Activation of Enediynes by Photochemical Ring Contraction: Design, Synthesis and Reactivity of Cyclic Enediynes Containing Diazodicarbonyl Moiety

Date of Award


Document Type


Degree Name

Doctor of Philosophy (Ph.D.)


Photochemical Sciences

First Advisor

Vladimir Popik

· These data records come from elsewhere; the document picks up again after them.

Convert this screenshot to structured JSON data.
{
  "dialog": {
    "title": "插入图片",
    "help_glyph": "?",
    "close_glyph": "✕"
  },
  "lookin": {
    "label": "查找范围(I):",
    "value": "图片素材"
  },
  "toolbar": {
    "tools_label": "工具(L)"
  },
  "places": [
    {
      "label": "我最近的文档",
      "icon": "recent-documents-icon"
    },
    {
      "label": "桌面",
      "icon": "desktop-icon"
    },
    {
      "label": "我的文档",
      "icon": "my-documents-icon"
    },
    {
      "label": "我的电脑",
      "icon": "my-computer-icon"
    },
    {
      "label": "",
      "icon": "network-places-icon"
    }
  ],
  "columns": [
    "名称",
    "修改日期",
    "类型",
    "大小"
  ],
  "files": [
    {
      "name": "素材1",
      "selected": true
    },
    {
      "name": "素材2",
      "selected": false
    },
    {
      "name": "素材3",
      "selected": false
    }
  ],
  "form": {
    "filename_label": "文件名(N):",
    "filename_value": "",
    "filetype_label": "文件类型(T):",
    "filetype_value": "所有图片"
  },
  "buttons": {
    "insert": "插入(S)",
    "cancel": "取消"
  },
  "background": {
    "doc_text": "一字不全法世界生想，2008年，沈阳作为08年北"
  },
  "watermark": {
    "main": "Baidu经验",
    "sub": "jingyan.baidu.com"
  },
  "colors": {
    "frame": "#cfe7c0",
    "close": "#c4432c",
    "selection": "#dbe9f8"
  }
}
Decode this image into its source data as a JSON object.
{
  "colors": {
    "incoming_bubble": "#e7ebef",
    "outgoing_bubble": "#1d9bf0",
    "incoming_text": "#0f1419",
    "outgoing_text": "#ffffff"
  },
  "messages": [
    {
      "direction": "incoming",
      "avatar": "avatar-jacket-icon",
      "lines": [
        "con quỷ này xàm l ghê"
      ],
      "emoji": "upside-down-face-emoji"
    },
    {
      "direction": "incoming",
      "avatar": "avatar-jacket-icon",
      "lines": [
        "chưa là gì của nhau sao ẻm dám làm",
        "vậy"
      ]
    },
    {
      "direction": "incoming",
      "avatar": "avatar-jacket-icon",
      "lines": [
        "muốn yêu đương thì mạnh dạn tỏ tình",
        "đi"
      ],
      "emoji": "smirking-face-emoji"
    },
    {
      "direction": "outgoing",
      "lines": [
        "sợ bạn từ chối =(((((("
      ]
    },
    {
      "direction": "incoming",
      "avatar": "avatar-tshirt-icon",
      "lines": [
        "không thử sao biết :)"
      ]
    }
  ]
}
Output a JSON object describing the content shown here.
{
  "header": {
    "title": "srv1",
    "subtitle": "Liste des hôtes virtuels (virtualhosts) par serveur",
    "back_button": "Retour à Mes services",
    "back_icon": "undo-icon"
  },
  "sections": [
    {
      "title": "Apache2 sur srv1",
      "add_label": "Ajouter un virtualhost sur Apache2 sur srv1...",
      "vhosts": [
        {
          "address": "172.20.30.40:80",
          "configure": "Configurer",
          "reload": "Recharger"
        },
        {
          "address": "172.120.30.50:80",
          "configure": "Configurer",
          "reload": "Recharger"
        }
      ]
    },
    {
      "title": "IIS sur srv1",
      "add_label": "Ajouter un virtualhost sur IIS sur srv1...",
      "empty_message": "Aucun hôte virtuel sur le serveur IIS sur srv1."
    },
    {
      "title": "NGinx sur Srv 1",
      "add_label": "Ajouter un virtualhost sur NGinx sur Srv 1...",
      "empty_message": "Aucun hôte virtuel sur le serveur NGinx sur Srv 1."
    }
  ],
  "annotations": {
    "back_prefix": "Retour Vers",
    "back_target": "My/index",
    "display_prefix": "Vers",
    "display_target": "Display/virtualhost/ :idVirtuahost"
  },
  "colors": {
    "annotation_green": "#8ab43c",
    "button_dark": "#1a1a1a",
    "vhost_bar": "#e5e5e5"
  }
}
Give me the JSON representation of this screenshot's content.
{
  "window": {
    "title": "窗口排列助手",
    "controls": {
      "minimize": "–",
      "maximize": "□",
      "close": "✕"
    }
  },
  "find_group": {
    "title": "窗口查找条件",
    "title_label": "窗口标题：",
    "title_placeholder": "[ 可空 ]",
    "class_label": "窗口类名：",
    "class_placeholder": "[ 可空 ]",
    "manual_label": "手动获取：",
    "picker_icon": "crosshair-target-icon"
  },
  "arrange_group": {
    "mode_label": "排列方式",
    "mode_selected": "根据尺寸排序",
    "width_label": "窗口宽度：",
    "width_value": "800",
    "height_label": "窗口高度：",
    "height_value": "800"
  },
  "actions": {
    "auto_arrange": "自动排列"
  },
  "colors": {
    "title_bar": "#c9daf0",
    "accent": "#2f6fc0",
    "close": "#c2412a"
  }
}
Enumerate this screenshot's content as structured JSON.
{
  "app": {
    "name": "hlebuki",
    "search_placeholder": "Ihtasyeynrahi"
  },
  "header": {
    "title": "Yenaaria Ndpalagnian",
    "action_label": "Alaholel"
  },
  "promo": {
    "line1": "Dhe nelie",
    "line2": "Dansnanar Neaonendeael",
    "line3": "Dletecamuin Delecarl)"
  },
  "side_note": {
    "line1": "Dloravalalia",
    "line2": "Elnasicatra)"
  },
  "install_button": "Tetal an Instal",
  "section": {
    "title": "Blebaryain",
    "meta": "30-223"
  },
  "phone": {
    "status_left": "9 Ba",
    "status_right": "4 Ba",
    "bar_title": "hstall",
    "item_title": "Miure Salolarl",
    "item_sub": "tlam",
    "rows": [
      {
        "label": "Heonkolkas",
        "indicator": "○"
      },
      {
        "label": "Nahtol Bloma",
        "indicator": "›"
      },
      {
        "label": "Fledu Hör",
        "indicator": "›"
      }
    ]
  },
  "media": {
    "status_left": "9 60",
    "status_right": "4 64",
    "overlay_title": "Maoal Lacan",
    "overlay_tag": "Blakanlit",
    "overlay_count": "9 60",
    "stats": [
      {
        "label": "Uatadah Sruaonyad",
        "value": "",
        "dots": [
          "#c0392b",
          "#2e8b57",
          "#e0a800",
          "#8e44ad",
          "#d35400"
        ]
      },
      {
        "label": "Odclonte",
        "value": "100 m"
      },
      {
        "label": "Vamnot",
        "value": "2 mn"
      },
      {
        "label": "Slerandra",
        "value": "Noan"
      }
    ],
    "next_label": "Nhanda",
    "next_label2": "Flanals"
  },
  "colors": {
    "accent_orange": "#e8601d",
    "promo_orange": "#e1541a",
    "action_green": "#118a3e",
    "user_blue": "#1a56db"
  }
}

Of all recently discovered antibiotics, the natural enediyne antibiotics possibly show the most promise as prospective drugs for the treatment of various forms of cancer. Unfortunately, low selectivity and high general toxicity of natural enediynes, as well as designed compounds based on essential structural features of natural enediyne antibiotics, prevented their use in clinical practice thus far. In an attempt to address this issue we employed an approach to pro-drug design that makes it possible not only to utilise stable and thus relatively non-toxic enediynes, but also to achieve a certain degree of control over their action. We have suggested to explore the feasibility of photochemical or thermal ring contraction reactions as tools to activate cyclic enediynes toward Bergman cycloaromatisation. A number of cyclic enediynes have been prepared in this work. While oxacyclic enediyne 3.29 could not be prepared in a satisfactory yield and cyclic enediyne precursors 6.14 and 6.26 were found to be thermally unstable, carbocyclic diazodicarbonyl enediynes 4.18 and 5.15 were prepared in excellent synthetic yields. We have shown that eleven-membered and bigger homologous cyclic diazoenediynediones are thermally stable at room temperature, however they undergo an efficient photochemical ring contraction reaction transforming them into smaller cyclic systems prone to Bergman cyclisation. Thermal or photochemical Wolff rearrangement of stable diazoenediynediones results in formation of unstable ring contraction products, which undergo facile Bergman cyclisation. We have also found that Wolff rearrangement of a diazodicarbonyl moiety conjugated with the extended π-system of the enediyne fragment results in formation of highly enolised oxocarboxylic acid derivatives. Addition of a functionalised double bond was found to provide enough activation to the enediyne fragment to facilitate Bergman cyclisation of eleven-membered enediynes such as 5.16a, which was found to have a lifetime of 3 hours at 28° C. A series of DNA cleavage experiments showed that diazoenediynediones 4.18 and 5.15 exhibit moderate DNA cleavage activity upon irradiation at 350 nm. In most experiments single strand cleavage was observed. Higher concentrations of the cleavage agents or longer irradiation times resulted in the appearance of double strand cleavage products.